|Chestnut Oak||Quercus montana||Yellow-green, bronze||17 m||Eastern United States||10-15||These Oak leaf varieties are obovate-to-oblong-lanceolate leaves arranged alternately.|
|Swamp white oak||Quercus bicolor||orange-gold to yellow in mid-autumn.||15 m||Eastern US
New England into central Iowa.
|10 to 14||Dark green on the upper leaf surface; white and coated with small, silky hairs on the underside|
We have covered a wide range of different kinds of Oak leaves along with their special features.
Related: How long oak trees take to grow? | Oak tree lifespan | Oak tree growth rate| Fertilizing Oak Trees
Q. Why are Oak leaves special?
A. The Oak tree, which is endemic to the United States, is a big tree that towers over other native trees in the country. It is a member of the much broader Quercus family, which means “beautiful tree,” Its name comes from the Latin word for Oak.
The Oak tree is revered throughout the world as a sign of enlightenment, sturdiness, and perseverance. It is famous for having lovely, lobed, green leaves and for producing tiny acorns. We have covered diverse types of Oak leaves in the above article.
Q. Which Oak has rounded leaves?
A. Out of all the different types of Oak tree leaves, the white Oak, scientifically known as Quercus Alba, belongs to the genus of broad white Oaks. This group is distinguished by the presence of curved lobes on the leaves, as well as acorns that reach maturity in a single planting season and produce sprouts immediately after falling to the ground in the fall.

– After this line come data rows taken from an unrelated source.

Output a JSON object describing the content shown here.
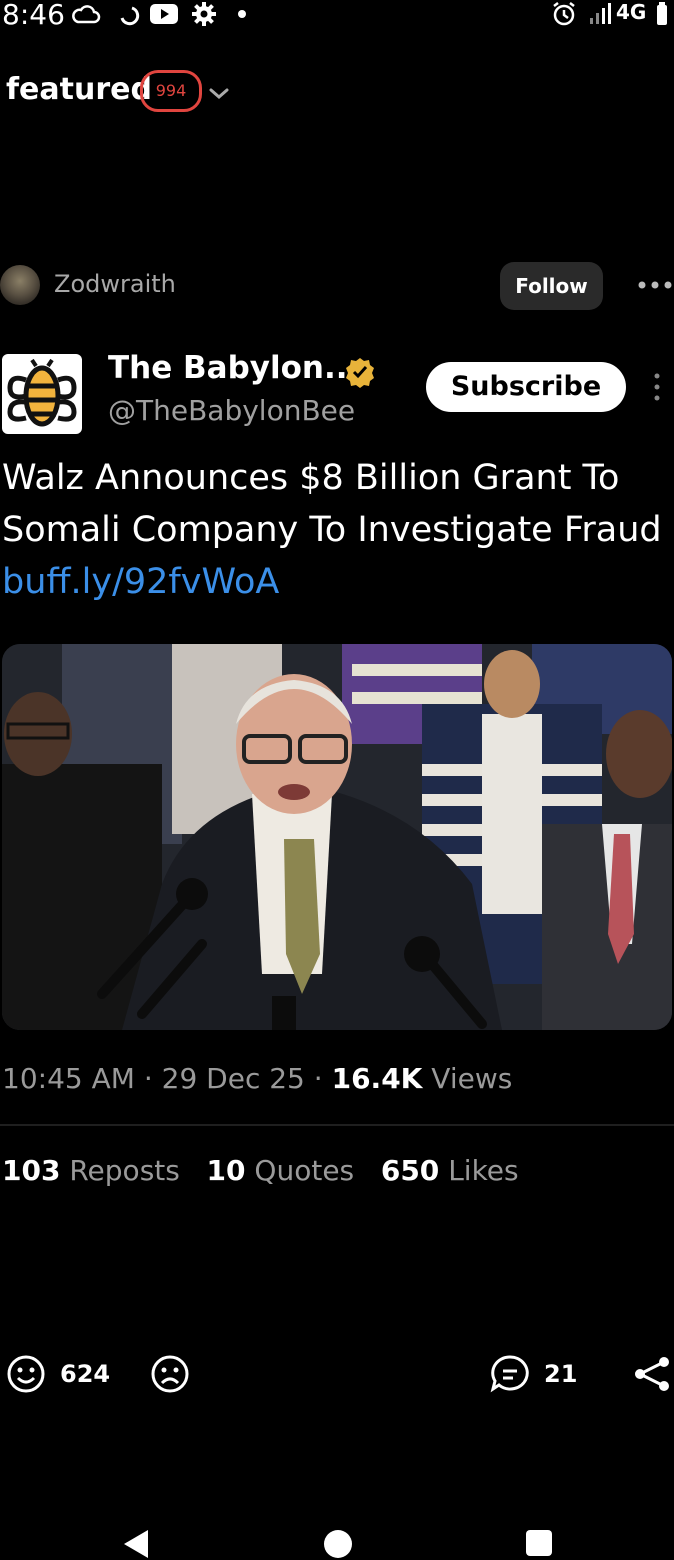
{
  "status_bar": {
    "time": "8:46",
    "network": "4G",
    "icons": [
      "cloud-icon",
      "refresh-icon",
      "youtube-icon",
      "gear-icon",
      "dot-icon",
      "alarm-icon",
      "signal-icon",
      "battery-icon"
    ]
  },
  "header": {
    "feed_label": "featured",
    "badge_count": "994",
    "badge_color": "#e0453f"
  },
  "poster": {
    "name": "Zodwraith",
    "follow_label": "Follow"
  },
  "embedded_tweet": {
    "account_name": "The Babylon...",
    "handle": "@TheBabylonBee",
    "subscribe_label": "Subscribe",
    "text": "Walz Announces $8 Billion Grant To Somali Company To Investigate Fraud",
    "link": "buff.ly/92fvWoA",
    "link_color": "#3b8fe8",
    "meta": {
      "time": "10:45 AM",
      "separator": "·",
      "date": "29 Dec 25",
      "views_count": "16.4K",
      "views_label": "Views"
    },
    "stats": {
      "reposts_count": "103",
      "reposts_label": "Reposts",
      "quotes_count": "10",
      "quotes_label": "Quotes",
      "likes_count": "650",
      "likes_label": "Likes"
    }
  },
  "reactions": {
    "smile_count": "624",
    "comments_count": "21"
  },
  "nav": {
    "icons": [
      "back-icon",
      "home-icon",
      "recents-icon"
    ]
  }
}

Q. What are the Oak leaf problems and diseases to be concerned about?
A. Diseases such as Oak leaf blister, anthracnose, hypoxylon cankers, powdery mildew, actinolite leaf spot, and galls are among the most frequent diseases found in oak leaves.
In most cases, it is possible to protect your Oak tree if you follow the right oak care tips and look after the tree’s nutritional needs and prune away any diseased branches.
Q. What kind of Oak tree has small leaves?
A. The leaves of perennial Oaks and a few red Oaks, such as the scrub are smaller, whereas the majority of red and almost all evergreen white Oaks are significantly larger.
It is one of the most essential characteristics that can be used to differentiate between types of Oak leaves that are otherwise very similar.